    • Education Certificate
      Doctor of Education (Ed D)
      Doctor of Philosophy (PhD)
      Master of Arts (MA)
      Master of Arts in Teaching (MAT)
      Master of Education (M Ed)
      Master of Education/Master of Arts (M Ed/MA)
      Specialist in Education (Ed S)
  • Degrees Awarded
    • Master's Degrees 394
    • Doctoral Degrees 34
    • First Professional Degrees Not reported
    • Other Advanced Degrees 70
    • * Shows the number of degrees awarded for the last academic year that data was reported.
  • Earning Your Degree
    • Part-time study available? Yes
    • Evening/weekend programs available? Yes
    • Distance learning programs available? Yes
    • Terminal master's degree available? Yes
  • Degree Requirements
    • Master's Degrees
    • Doctoral Degrees
    • First Professional Degrees Not reported
    • Other Advanced Degrees Not reported


43% of applicants are admitted.
  • Acceptance Rate
    • Applied 791
    • Accepted 347
    • Acceptance Rate 43
    • Enrolled 236
  • Applying
    • Application Fee - Domestic $
    • Application Fee - International $
    • Electronic applications accepted? Yes
    • Applications processed on a rolling basis?
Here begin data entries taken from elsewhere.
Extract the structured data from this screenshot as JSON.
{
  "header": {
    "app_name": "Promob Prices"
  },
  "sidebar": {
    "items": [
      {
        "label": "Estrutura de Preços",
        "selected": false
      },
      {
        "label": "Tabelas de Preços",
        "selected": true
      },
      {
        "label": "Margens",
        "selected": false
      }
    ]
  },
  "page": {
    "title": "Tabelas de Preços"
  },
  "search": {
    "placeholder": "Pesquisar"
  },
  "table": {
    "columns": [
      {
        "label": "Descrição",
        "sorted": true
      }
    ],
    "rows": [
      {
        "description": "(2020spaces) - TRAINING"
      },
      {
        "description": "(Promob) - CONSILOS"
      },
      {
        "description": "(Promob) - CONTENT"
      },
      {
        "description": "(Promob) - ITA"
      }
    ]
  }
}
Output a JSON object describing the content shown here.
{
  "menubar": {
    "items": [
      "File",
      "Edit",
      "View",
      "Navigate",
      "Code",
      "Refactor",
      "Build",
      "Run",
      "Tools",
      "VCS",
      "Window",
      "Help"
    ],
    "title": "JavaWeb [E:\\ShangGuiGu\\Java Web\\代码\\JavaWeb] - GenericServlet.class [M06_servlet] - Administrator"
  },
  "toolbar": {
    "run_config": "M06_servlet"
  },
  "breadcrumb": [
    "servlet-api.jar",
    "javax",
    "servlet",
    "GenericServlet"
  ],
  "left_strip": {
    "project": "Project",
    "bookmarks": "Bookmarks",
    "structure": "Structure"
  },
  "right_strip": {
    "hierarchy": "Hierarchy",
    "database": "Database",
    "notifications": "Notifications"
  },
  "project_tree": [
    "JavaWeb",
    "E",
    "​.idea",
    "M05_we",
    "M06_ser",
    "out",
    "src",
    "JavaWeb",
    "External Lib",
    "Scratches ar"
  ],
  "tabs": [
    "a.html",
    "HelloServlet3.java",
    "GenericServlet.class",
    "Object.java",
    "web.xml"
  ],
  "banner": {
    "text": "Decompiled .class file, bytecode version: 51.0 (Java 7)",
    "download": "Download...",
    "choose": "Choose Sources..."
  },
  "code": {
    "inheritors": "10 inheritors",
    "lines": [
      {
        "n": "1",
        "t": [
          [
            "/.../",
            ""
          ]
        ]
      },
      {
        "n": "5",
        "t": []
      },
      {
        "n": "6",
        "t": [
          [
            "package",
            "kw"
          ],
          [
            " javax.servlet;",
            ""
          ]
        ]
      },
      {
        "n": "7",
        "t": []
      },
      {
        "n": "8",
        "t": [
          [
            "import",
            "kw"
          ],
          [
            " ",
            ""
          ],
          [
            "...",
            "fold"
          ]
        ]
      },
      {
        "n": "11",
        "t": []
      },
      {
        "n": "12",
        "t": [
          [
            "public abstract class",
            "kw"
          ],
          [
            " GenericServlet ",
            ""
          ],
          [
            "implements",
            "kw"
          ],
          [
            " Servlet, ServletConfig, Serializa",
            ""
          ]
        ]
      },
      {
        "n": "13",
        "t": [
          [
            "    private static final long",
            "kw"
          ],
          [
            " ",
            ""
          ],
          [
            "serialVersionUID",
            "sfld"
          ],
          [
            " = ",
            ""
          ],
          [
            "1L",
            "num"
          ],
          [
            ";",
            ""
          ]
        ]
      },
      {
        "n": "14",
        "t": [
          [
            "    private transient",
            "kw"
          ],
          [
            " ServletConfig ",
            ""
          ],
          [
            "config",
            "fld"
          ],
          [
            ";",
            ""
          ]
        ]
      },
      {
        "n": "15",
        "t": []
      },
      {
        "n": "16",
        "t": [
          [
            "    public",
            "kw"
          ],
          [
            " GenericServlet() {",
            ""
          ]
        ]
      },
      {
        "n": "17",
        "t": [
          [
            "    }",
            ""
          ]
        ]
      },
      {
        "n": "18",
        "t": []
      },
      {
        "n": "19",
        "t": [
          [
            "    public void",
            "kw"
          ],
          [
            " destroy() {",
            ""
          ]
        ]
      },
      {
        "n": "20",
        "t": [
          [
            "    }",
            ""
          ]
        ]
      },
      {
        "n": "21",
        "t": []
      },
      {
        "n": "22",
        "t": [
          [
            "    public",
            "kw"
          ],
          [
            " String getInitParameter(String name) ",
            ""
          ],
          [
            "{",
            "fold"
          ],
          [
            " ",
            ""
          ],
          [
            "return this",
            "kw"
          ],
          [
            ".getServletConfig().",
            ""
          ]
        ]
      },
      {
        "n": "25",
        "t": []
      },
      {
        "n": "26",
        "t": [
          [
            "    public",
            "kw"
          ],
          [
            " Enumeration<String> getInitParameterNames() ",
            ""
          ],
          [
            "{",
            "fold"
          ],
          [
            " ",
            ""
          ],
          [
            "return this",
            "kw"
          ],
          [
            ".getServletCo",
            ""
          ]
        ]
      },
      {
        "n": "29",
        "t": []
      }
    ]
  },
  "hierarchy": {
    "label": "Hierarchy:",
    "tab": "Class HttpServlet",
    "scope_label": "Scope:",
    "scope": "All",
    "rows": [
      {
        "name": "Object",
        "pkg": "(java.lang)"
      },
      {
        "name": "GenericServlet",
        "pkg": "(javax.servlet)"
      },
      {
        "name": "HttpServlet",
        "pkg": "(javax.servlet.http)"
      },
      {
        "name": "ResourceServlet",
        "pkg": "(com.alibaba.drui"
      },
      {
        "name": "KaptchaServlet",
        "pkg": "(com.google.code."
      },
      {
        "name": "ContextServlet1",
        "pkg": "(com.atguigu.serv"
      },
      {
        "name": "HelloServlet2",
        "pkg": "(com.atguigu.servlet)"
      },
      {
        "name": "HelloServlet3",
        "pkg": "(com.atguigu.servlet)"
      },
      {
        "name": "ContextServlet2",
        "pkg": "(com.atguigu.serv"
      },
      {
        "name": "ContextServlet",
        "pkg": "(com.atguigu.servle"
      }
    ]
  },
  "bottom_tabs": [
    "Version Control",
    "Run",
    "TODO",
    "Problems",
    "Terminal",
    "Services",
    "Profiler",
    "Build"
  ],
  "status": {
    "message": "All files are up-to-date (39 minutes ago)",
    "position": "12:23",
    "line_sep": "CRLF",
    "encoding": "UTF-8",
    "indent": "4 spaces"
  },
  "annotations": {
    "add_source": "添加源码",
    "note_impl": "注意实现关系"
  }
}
Yes
  • Application Deadlines
    • Type Domestic International Priority Date
    • Fall deadline June 1st May 1st Yes
    • Winter deadline October 1st September 1st Yes
    • Spring deadline February 1st January 1st Yes
  • Entrance Requirements
    • Master's Degreeseligibility for state provisional teaching certificate (for most M Ed programs); satisfactory background in area of specialization; baccalaureate degree with minimum upper-division GPA of 2.75
    • Doctoral's Degreesminimum undergraduate GPA of 3.0, graduate 3.5; 3 years of teaching experience (for some programs)
    • First-Professional's DegreesNot Reported
    • Other Advanced Degreesmaster's degree from accredited institution; minimum undergraduate upper-division GPA of 2.6, 3.4 master's; three years' teaching experience (excluding instructional technology)
    • International DegreesTOEFL required, 550 paper based, TOEFL iBT, IELTS recommended, IELTS paper based, TWE required, 6 TWE paper based, Michigan English Language Assessment Battery (minimum score 85)
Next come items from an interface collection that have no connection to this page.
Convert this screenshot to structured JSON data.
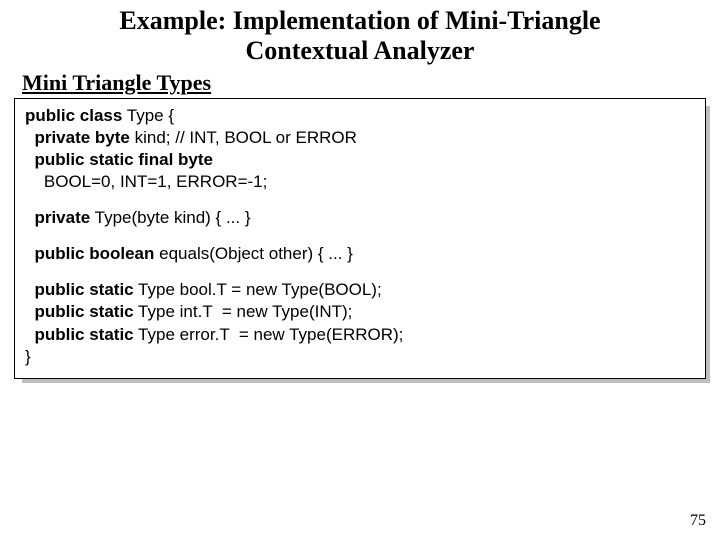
{
  "title_line1": "Example: Implementation of Mini-Triangle",
  "title_line2": "Contextual Analyzer",
  "section_heading": "Mini Triangle Types",
  "code": {
    "l1a": "public class",
    "l1b": " Type {",
    "l2a": "  private byte",
    "l2b": " kind; // INT, BOOL or ERROR",
    "l3a": "  public static final byte",
    "l4": "    BOOL=0, INT=1, ERROR=-1;",
    "l5a": "  private",
    "l5b": " Type(byte kind) { ... }",
    "l6a": "  public boolean",
    "l6b": " equals(Object other) { ... }",
    "l7a": "  public static",
    "l7b": " Type bool.T = new Type(BOOL);",
    "l8a": "  public static",
    "l8b": " Type int.T  = new Type(INT);",
    "l9a": "  public static",
    "l9b": " Type error.T  = new Type(ERROR);",
    "l10": "}"
  },
  "page_number": "75"
}
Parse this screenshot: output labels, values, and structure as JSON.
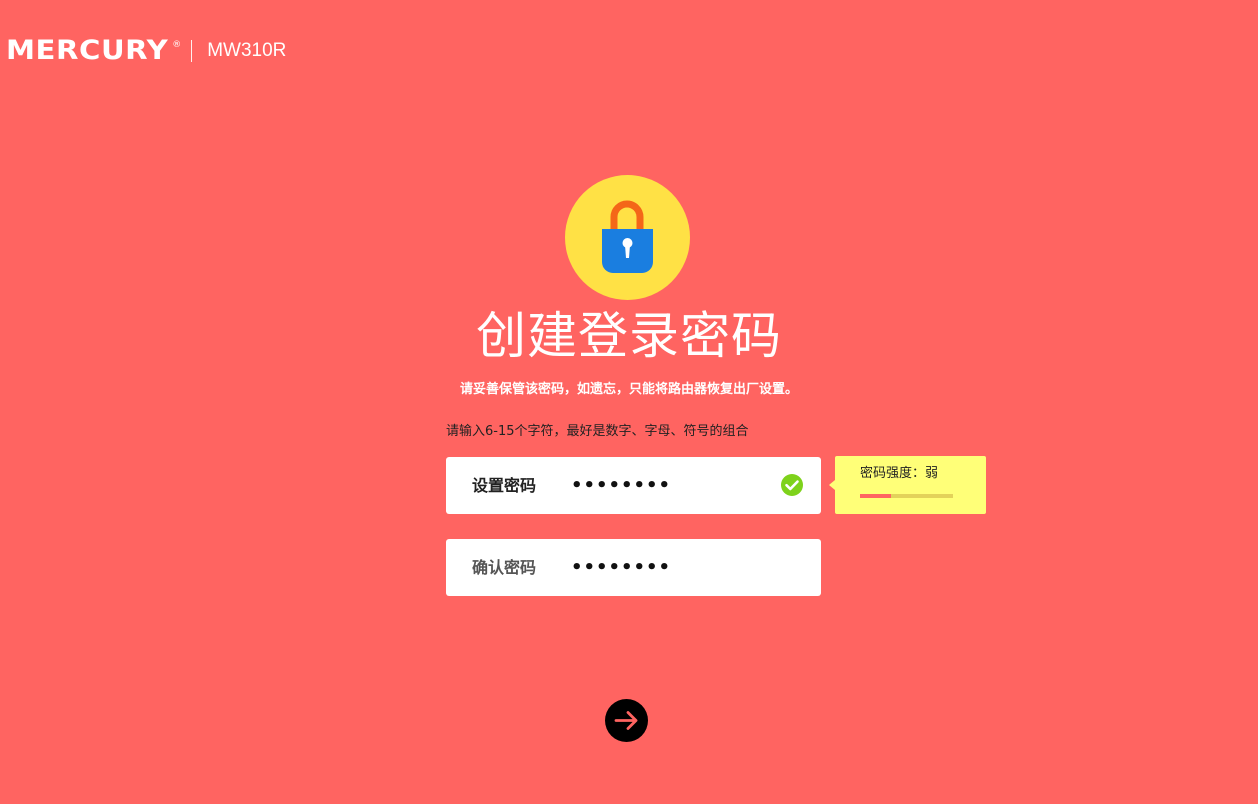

Tuition & Fees

  • Tuition & Fees *
    • Tuition & FeesNot Reported
    • *Average dollar amount (tuition & fees) required to complete the degree
  • Financial Support
    • Financial award applicants must submitFAFSA
    • Application deadlines for financial awardsMarch 31
    • Types of financial support availableFellowships, Research Assitantships, Federal Work-Study, Financial Support for Part-time Students, Health Care Benefits, Scholarship and/or loans, Graduate Assistantships

Student Body

  • Gender
    • Total Graduate Students1539
    • Female Percentage77%
    • Male Percentage23%
  • Participation
    • Total Graduate Students1539
    • Part-time Percentage61%
    • Full-time Percentage39%
  • Ethnicity
    • Hispanic / Latino3%
    • Black / African American32%
    • White / Caucasian56%
    • American Indian / Alaskan Native0%
    • Asian2%
    • Native Hawaiian / Other Pacific Islander0%
    • Two or more races2%
    • Unknown5%


  • Existing Research
    • Focus of faculty researchAlternative routes to teacher certification; innovations in science, mathematics and technology education; literacy; K-12 school reform, including special education and self-determination for special populations; adult workplace learning
    • Externally sponsored research expenditures last yearNot Reported